Last year when I taught slope for the first time I introduced the concept using a silly drawing of Mt. Doom. This year I tried to remember how the lesson went last time and make some adjustments. I think it went better this time.
Here I must once again this year tip my hat to Dan Meyer for his “Math Class Needs A Makeover” video, since this lesson approach to slope is very obviously a rip-off of his ski slopes deconstruction.
I started by setting the scene from Lord Of The Rings (for the students who were unfamiliar) and recited the One Ring incantation in the Black Speech of Mordor (they were, sadly, not impressed). Then I showed them the following clip of Sam and Frodo on Mt. Doom.
Then I passed out the first page of this small handout. (I had four graphs to a sheet. It was big enough too see and write on, but small enough to be economical with my prints.) I emphasized that what I was interested in was the REASONING for picking a certain section to be the most steep and not necessarily a looking the “correct” section of the mountain.
I gave the students some time to think and talk about this. Of course, there was some off-task behaviors, but most of the students in both blocks of Foundations discussed with classmates and wrote down an answer. I even got some good reasons out of them (although I had to coach/coax/coerce them into actually writing the reasons down instead of just saying them outloud to classmates or me). In fact in several cases the students really debated amongst themselves about why the tiny vertical portion was the steepest. They related it back to literally climbing a mountain so I was happy with the time that I spent explaining LOTR and watching the video clip. (Besides, it’s LOTR.) The only downside was that they got a little sidetracked worrying about carrying someone on your back (which made the vertical portion “impossible”.) But then again, this emphasized the extreme slope of that part of the graph.

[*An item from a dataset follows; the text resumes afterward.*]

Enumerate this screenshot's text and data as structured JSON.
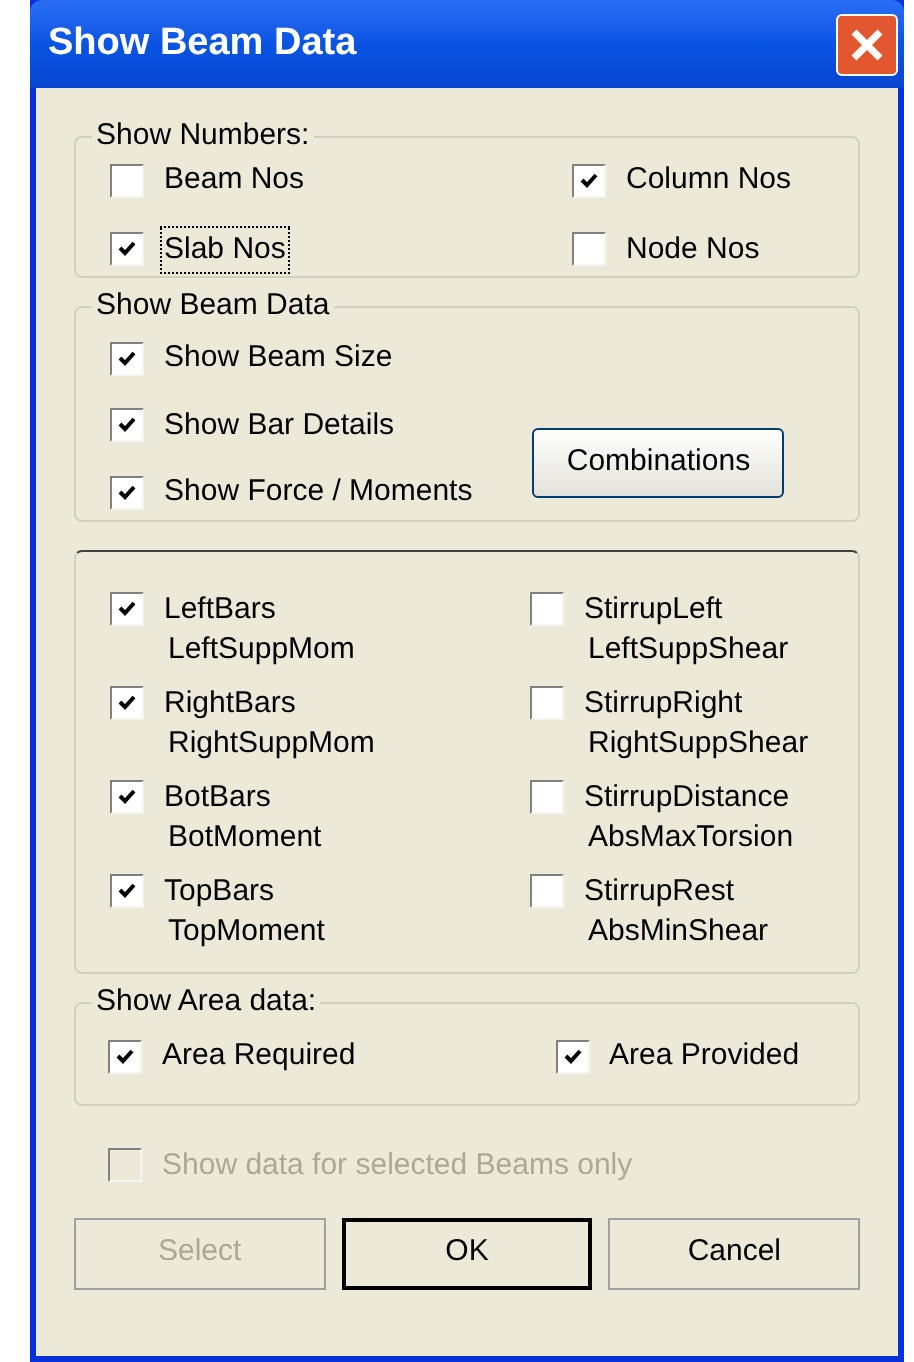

As has been the pattern all semester, I got better engagement and discussion out of my first block than my second block, but both blocks did well. I was pleased and they seemed to get it. And even better, some students labeled points or asked about names without any prompting from me. Once I had given them a chance to work individually and we moved to whole class discussion, this was the first thing I brought up. I called on the students who had asked about labels or written labels and had them share what they did with the class. I prodded the rest of the class about why that was useful and then had everyone label using the same scheme.
After I was sure we all had a labeling scheme I asked the students to share which section they chose and why. Generally classes were split between the first segment (from point 1 to point 2) and the fifth segment (from point 5 to point 6), but students struggled to say anything past “It’s vertical” or “It’s nearly vertical”.
Still! That’s exactly what I wanted.
I then followed up by giving them the second sheet and emphasizing that it was the exact same picture with some helpful additions. (I don’t know if I quite created enough of a “headache” here for which a graph would be the aspirin. Maybe next time I will force the students to rank the slopes from greatest to least and submit there answers. This may create a greater need for more information.) But overall I was pleased.
Once I had the second graph I upped the amount of guidance I was giving to help them figure out how to use the graph to make an argument. I don’t know if this was too much help or not, but they seemed to get it. I drew a table on the board with “Segment Name”, “Up”, and “Down” and asked the class to identify the pieces and then use the numbers to compare.
I was tempted to print the document front-to-back to save paper, but I knew that if I did that, I would have students who would start on the wrong side and make it difficult, so I am glad I spent the extra 11 sheets and classtime to hand out two different slips. Next time I think I will give less help during this portion, but I was happy with how much better this activity flowed and connected for the students this time around compared to last year.
I moved from this intro into notes on the definition and formula for slope and then we did some practice problems.
Also I just noticed that I introduced the topic of slope a full 10 days later this year. I wonder how much of that is the new pacing guide we have for the district and how much is me being behind.
Thanks for reading.